Above is the program in action. I ran the program four times and selected a different pin each time.

The Program

import RPi.GPIO as GPIO
GPIO.setup(4, GPIO.OUT, initial=GPIO.LOW)
GPIO.setup(13, GPIO.OUT, initial=GPIO.LOW)
GPIO.setup(17, GPIO.OUT, initial=GPIO.LOW)
GPIO.setup(18, GPIO.OUT, initial=GPIO.LOW)

answer=input("Which LED do you want to light up? (Enter: 4, 13, 17 or 18) ")

Program comments:

  • The program uses the RPi.GPIO library with pre-built commands which add to Python’s abilities
  • The program starts by letting the RPi know which pins I will be using and automatically turns each to GPIO.LOW which is the same as “OFF”
  • The program uses the Input ( ) command to ask the user a number. (This is how it switches the LEDs off/on).
  • The program will try to turn the light on, and then quit. If you want to light a different light, just run the program again and provide a different number.


In the picture below, the pins from Raspberry Pi are shown. Each is labeled. This program uses 5 pins:

  1. #4 wire to Green LED landing at hole 4e
  2. #13 wire to Yellow LED landing at hole 13e
  3. #17 wire to Blue LED landing at hole 17e
  4. #18 wire to Red LED landing at hole 18e
  5. GND (ground, any pin marked ground will work, but I used the lower left pin)



In the picture below is my breadboard near the Raspberry Pi. I used the same color wire as the LED which was being powered. Note that the positive side of the LEDs is longer than the negative side (shorter). All the LEDs have their positive wire placed in the “a” column, and their negative pins (the shorter one), placed in the Blue rail line.

Notice how the resistor connects the Blue rail line with the Red Rail line. Additionally, there is one last wire connecting the Red rail line with the GND pin back on the RPi.

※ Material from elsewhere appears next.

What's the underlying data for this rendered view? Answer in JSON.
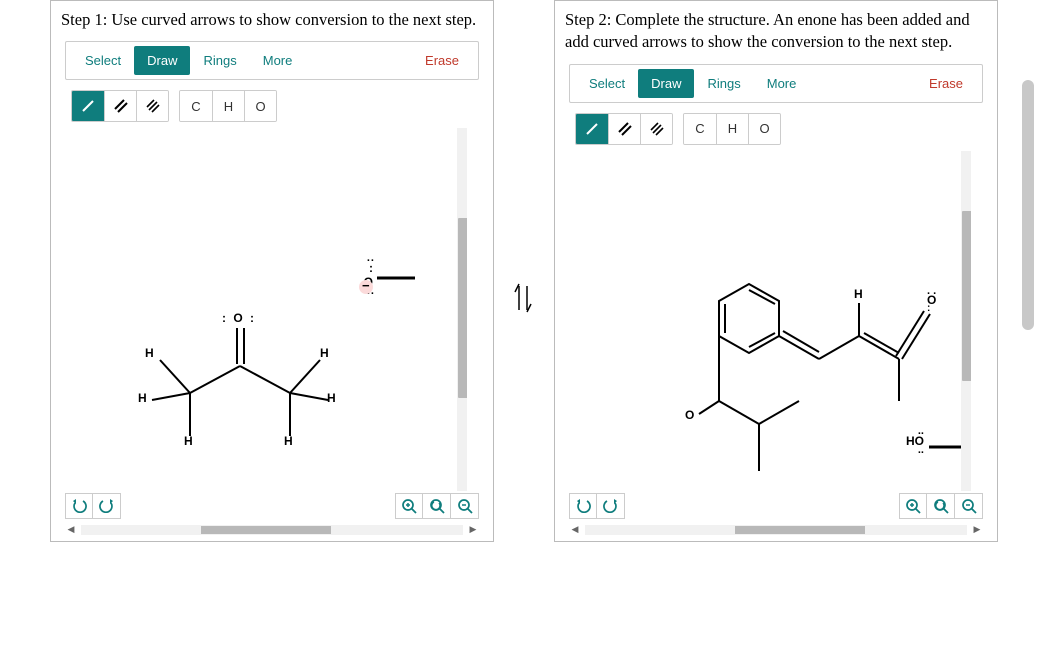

Below is a schematic diagram showing the pin connections on the breadboard. Note that the LEDs have direction. LEDs only allow electricity to flow one way through them (from the longer positive wire, through the bulb, and out the negative shorter wire). Resistors don’t have polarity, current can flow in either direction.

schematic diagram for breadboard and LED circuit


This should be all you need to get this program running, especially if you have experience with the RPi input/output pins.

Questions / Victories

If you’d like to ask a question about this, or would like to share a picture of your working project, please use this discussion thread for RPi GPIO project Part 1.